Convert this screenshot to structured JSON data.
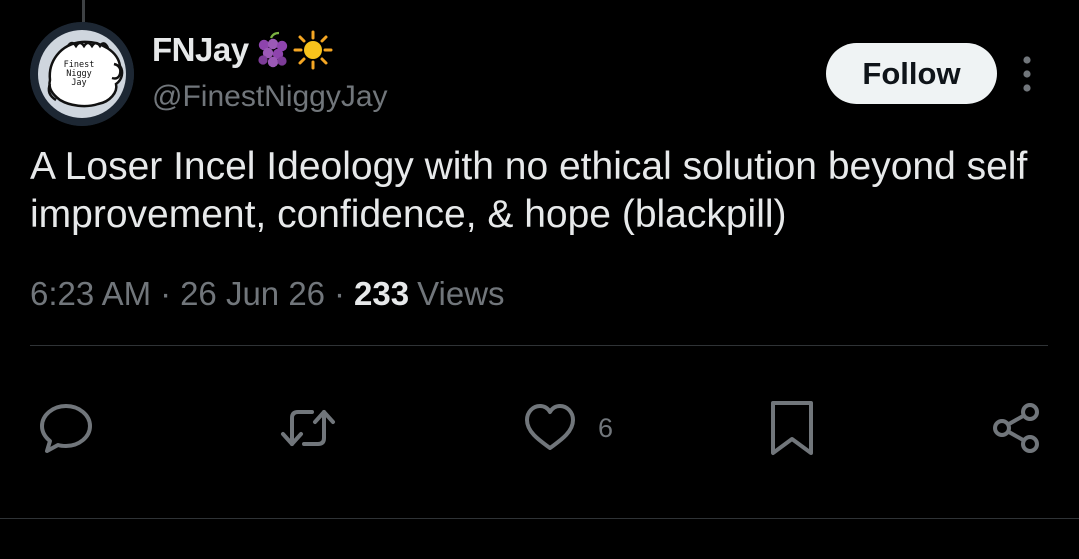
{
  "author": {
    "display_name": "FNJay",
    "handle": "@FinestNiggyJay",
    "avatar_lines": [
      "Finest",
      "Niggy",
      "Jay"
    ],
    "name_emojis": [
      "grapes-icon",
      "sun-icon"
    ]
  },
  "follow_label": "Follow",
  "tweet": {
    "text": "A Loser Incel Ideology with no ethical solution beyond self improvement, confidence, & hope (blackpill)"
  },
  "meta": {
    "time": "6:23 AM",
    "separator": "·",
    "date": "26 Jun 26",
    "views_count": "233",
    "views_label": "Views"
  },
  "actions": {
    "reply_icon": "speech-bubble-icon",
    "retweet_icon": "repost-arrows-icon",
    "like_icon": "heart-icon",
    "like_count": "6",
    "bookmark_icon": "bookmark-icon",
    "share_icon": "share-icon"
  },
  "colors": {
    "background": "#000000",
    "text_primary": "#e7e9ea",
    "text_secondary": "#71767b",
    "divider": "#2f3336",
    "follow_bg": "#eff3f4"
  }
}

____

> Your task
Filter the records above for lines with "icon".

> Problem solution
      "grapes-icon",
      "sun-icon"
    "reply_icon": "speech-bubble-icon",
    "retweet_icon": "repost-arrows-icon",
    "like_icon": "heart-icon",
    "bookmark_icon": "bookmark-icon",
    "share_icon": "share-icon"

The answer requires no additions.